In Sussex, pigs are respected for their independent spirit and are associated with the county's informal motto, "We wun't be drive".[18] In the 19th century, some Sussex potteries produced earthenware flasks in the shape of pigs with 'Wunt be druv' incised or impressed on the pig's neck.[19]

W Victor Cook[edit]

W Victor Cook wrote the following poem in Sussex dialect, published in 1914:[20][21]

Some folks as come to Sussex,
They reckons as they know -
A durn sight better what to do
Than simple folks, like me and you,
Could possibly suppose.
But them as comes to Sussex,
They mustn't push and shove,
For Sussex will be Sussex,
And Sussex won't be druv!
Mus Wilfred come to Sussex,
Us heaved a stone at he,
Because he reckoned he could teach
Our Sussex fishers how to reach
The fishes in the sea.
But when he dwelt among us,
Us gave un land and luv,
For Sussex will be Sussex,
And Sussex won't be druv!
All folks as come to Sussex
Must follow Sussex ways -
And when they've larned to know us well,
There's no place else they'll wish to dwell
In all their blessed days -
There ant no place like Sussex,
Until ye goos above,
For Sussex will be Sussex,
And Sussex won't be druv!"

See also[edit]

"Sussex by the Sea" – unofficial Sussex county anthem

References[edit]

  1. ^ Lowerson 1980, p. 7.
  2. ^ "Brighton rocks". The Guardian. 25 July 2003. Retrieved 22 June 2012. 
  3. ^ "Sussex won't be druv". Oxford Reference, Oxford University Press. Retrieved 31 May 2013. 
  4. ^ "West Sussex spirit means voters will not be pushed". BBC. 6 April 2010. Retrieved 22 June 2012. 
  5. ^ "Exploding meters, parking vigilantes and a suspicious silence in a sleepy Sussex town". The Independent. 13 January 2007. Retrieved 22 June 2012. 
  6. ^ "Newick Bonfire Society". Retrieved 22 June 2012. 
  7. ^ "Cliffe Bonfire Society". Retrieved 22 June 2012. 
  8. ^ "A Cultural Strategy for East Sussex County Council" (PDF). April 2011. Retrieved 22 June 2012. 
  9. ^ "No fracking in home counties, village residents tell oil company". The Guardian. 12 January 2012. Retrieved 22 June 2012. 
  10. ^ "We Wun't Be Druv! Falmer Rally Poster" (PDF). Falmer For All Campaign. 17 Sep 2006. Retrieved 26 June 2012. 
  11. ^ Cruttwell 1810, p. 471.
  12. ^ Parish 1875, p. .
  13. ^ Brandon 2006, p. 164.
  14. ^ "Highways and Byways in Sussex/Robertsbridge". Wikisource. Retrieved 22 June 2012. 
  15. ^ Coates 2010, p. 261
  16. ^ Coates 2010, p. 261
  17. ^ Coates 2010, p. 261
  18. ^ Simpson & Roud 2003
  19. ^ Coates 2010, p. 261
  20. ^ Maskill, Louise (2012). Sussex Dialect: A Selection of Words and Anecdotes from Around Sussex. Bradwell Books. p. 44. ISBN 9781902674339. 
  21. ^ "Lewes Bonfire Celebrations". Retrieved 22 June 2012. 

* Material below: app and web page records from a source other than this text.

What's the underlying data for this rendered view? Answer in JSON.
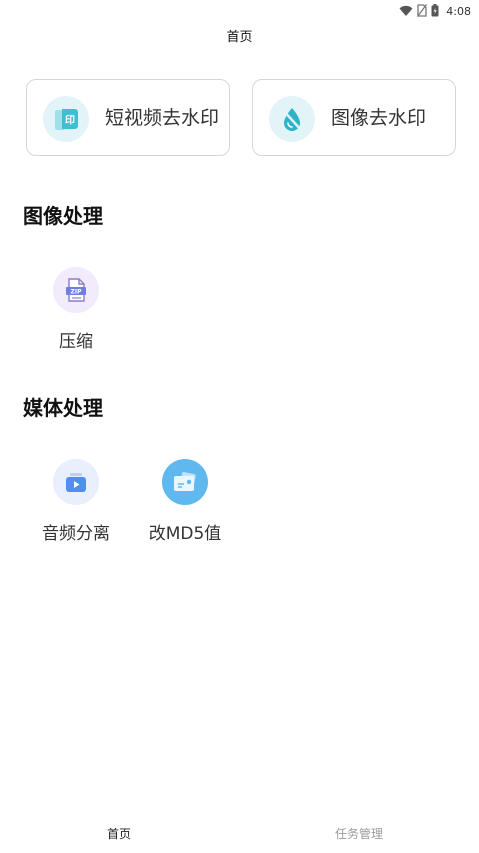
{
  "status_bar": {
    "time": "4:08",
    "icons": [
      "wifi-icon",
      "no-sim-icon",
      "battery-icon"
    ]
  },
  "header": {
    "title": "首页"
  },
  "quick_actions": [
    {
      "label": "短视频去水印",
      "icon": "video-watermark-icon"
    },
    {
      "label": "图像去水印",
      "icon": "image-watermark-icon"
    }
  ],
  "sections": [
    {
      "title": "图像处理",
      "tools": [
        {
          "label": "压缩",
          "icon": "zip-icon"
        }
      ]
    },
    {
      "title": "媒体处理",
      "tools": [
        {
          "label": "音频分离",
          "icon": "audio-separate-icon"
        },
        {
          "label": "改MD5值",
          "icon": "md5-card-icon"
        }
      ]
    }
  ],
  "bottom_nav": [
    {
      "label": "首页",
      "active": true
    },
    {
      "label": "任务管理",
      "active": false
    }
  ],
  "colors": {
    "accent_blue": "#5fb8ee",
    "icon_circle_teal": "#e2f4f8",
    "icon_circle_purple": "#f1ebfb",
    "icon_circle_blue": "#e7f0fc",
    "inactive_text": "#9a9a9a"
  }
}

Bibliography[edit]

  • Brandon, Peter (2006). Sussex. Chichester: Phillimore. ISBN 978-0-7090-6998-0. 
  • Coates, Richard (2010). The Traditional Dialect of Sussex. Pomegranate Press. ISBN 978-1-907242-09-0. 
  • Cruttwell, Richard (1810). The Correspondence of the Bath and West of England Society. Bath: Richard Cruttwell. 
  • Lowerson, John (1980). A Short History of Sussex. Folkestone: Dawson Publishing. ISBN 0-7129-0948-6. 
  • Parish, Rev. W.D. (1875). A Dictionary of the Sussex Dialect – a Collection of Provincialisms In Use in the County of Sussex. Lewes: Farncombe & Co. 
  • Simpson, Jacqueline; Roud, Stephen (2003). A Dictionary of English Folklore. London: Oxford University Press. ISBN 9780198607663.